New York Court of Appeals held that doctrine of field preemption meant that counties could not enact their own ordinances restricting where people on the sex offense registry could reside.
Ohio Supreme Court decision holding that residence restrictions could not be applied retroactively where, under state law, absent clear indication from legislature that law was intended to be applied retroactively, it could only operate prospectively.
Iowa Supreme Court affirming judgment of trial court that petition by person on registry seeking declaratory relief that residence restrictions did not apply to him was without merit.

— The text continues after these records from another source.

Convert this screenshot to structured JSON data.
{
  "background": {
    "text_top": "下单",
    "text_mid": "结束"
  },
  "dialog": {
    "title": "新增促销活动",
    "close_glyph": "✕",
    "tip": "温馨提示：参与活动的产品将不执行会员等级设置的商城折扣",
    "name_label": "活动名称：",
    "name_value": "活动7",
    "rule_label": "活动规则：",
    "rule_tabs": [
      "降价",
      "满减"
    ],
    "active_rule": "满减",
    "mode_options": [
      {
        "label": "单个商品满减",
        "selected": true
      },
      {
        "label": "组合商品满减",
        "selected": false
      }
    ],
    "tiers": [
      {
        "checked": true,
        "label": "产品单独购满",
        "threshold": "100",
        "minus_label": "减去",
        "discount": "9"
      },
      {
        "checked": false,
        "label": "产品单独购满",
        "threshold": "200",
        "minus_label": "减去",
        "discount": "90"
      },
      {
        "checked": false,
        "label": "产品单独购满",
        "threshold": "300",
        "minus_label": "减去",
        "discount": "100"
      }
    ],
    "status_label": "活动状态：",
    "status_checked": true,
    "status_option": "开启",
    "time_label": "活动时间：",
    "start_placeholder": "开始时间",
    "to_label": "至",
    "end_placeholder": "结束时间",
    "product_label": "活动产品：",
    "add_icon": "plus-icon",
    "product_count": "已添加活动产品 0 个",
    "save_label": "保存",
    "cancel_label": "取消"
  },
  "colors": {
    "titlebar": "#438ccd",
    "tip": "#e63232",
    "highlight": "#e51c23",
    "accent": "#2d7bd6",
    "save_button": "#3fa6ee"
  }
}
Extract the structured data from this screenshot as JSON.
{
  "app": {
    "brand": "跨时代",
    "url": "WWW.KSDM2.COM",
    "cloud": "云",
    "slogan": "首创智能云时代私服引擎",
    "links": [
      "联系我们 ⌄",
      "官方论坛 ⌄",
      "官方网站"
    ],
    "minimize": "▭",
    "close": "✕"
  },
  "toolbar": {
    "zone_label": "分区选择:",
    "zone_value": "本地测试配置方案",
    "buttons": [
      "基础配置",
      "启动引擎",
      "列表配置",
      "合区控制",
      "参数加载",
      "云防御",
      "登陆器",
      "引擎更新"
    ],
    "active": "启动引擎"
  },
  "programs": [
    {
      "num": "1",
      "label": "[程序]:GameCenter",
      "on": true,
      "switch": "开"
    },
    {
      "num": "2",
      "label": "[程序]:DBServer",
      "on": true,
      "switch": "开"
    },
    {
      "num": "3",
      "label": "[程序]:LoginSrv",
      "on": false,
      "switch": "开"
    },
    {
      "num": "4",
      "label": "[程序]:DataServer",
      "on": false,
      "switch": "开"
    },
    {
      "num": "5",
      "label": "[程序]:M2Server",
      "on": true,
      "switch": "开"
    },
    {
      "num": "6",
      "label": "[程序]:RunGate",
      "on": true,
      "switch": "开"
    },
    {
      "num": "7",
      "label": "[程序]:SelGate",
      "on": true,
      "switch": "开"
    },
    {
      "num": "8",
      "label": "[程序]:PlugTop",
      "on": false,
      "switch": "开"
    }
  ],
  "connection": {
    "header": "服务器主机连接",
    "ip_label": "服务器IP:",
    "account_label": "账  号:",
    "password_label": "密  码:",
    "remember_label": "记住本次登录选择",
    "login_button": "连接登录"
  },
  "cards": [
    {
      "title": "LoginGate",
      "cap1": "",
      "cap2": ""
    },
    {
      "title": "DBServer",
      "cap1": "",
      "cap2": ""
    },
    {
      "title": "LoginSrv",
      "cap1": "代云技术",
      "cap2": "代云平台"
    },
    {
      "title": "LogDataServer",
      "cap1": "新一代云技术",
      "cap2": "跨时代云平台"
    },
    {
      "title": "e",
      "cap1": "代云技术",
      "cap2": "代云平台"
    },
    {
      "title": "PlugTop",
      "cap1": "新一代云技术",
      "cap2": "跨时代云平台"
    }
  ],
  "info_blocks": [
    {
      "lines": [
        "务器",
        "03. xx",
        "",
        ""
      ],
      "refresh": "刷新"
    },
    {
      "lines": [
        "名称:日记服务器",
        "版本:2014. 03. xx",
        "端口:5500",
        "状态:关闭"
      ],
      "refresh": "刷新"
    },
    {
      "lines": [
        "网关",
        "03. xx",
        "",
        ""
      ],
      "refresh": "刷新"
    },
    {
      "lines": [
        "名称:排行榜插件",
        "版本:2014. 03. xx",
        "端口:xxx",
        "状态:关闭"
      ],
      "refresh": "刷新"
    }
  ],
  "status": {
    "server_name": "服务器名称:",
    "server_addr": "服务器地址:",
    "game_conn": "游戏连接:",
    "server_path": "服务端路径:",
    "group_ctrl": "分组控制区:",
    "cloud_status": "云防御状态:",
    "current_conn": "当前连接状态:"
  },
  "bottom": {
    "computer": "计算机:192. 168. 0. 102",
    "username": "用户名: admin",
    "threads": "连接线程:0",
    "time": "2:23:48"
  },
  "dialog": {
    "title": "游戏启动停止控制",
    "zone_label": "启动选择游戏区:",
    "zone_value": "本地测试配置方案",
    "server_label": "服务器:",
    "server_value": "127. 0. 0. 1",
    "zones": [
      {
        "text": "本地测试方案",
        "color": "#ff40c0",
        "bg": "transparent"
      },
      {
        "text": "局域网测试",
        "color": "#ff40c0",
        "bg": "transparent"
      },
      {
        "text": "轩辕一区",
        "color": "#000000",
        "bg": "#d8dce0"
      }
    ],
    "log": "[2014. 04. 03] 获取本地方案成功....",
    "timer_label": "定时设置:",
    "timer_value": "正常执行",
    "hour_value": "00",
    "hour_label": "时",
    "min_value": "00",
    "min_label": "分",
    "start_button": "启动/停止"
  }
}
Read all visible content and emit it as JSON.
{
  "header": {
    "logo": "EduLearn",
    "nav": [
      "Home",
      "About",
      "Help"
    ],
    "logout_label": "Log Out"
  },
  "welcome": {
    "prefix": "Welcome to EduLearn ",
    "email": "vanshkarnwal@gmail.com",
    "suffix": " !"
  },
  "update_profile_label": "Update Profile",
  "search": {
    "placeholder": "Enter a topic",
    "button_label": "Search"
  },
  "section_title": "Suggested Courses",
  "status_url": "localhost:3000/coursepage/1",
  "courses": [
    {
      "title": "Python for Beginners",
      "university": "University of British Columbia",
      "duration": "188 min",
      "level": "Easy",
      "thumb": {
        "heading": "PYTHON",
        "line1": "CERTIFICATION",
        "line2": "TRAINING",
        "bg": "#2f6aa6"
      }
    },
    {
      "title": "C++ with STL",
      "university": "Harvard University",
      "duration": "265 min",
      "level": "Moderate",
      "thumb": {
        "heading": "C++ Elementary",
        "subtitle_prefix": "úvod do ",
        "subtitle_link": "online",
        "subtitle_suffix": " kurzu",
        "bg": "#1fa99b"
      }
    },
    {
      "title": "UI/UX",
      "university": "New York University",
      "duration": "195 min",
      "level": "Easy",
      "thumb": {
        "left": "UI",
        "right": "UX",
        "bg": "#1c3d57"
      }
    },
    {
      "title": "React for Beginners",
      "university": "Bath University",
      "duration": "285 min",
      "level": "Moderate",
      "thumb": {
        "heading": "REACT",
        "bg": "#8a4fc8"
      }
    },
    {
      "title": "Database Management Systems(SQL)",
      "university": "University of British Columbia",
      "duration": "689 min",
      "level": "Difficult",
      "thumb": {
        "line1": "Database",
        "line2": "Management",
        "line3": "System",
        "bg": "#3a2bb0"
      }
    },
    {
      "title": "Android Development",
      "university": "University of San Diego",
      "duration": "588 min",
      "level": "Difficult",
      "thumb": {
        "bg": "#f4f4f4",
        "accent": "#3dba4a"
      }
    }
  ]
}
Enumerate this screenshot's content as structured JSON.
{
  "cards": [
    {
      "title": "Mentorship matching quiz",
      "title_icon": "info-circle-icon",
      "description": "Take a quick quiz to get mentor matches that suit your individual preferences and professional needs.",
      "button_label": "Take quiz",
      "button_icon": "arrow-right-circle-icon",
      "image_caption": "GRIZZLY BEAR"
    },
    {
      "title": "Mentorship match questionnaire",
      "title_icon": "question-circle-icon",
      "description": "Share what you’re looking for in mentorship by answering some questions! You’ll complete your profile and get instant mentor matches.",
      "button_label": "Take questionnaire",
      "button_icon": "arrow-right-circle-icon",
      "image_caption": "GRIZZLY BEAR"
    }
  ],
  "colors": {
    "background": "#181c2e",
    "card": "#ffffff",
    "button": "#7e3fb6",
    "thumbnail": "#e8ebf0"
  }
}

Kentucky Supreme Court decision finding that, despite civil intent, residence restrictions were so punitive as to negate civil intent. Thus, their application to persons who had committed their offenses prior to their enactment violated state and federal constitutional prohibitions on ex post facto laws.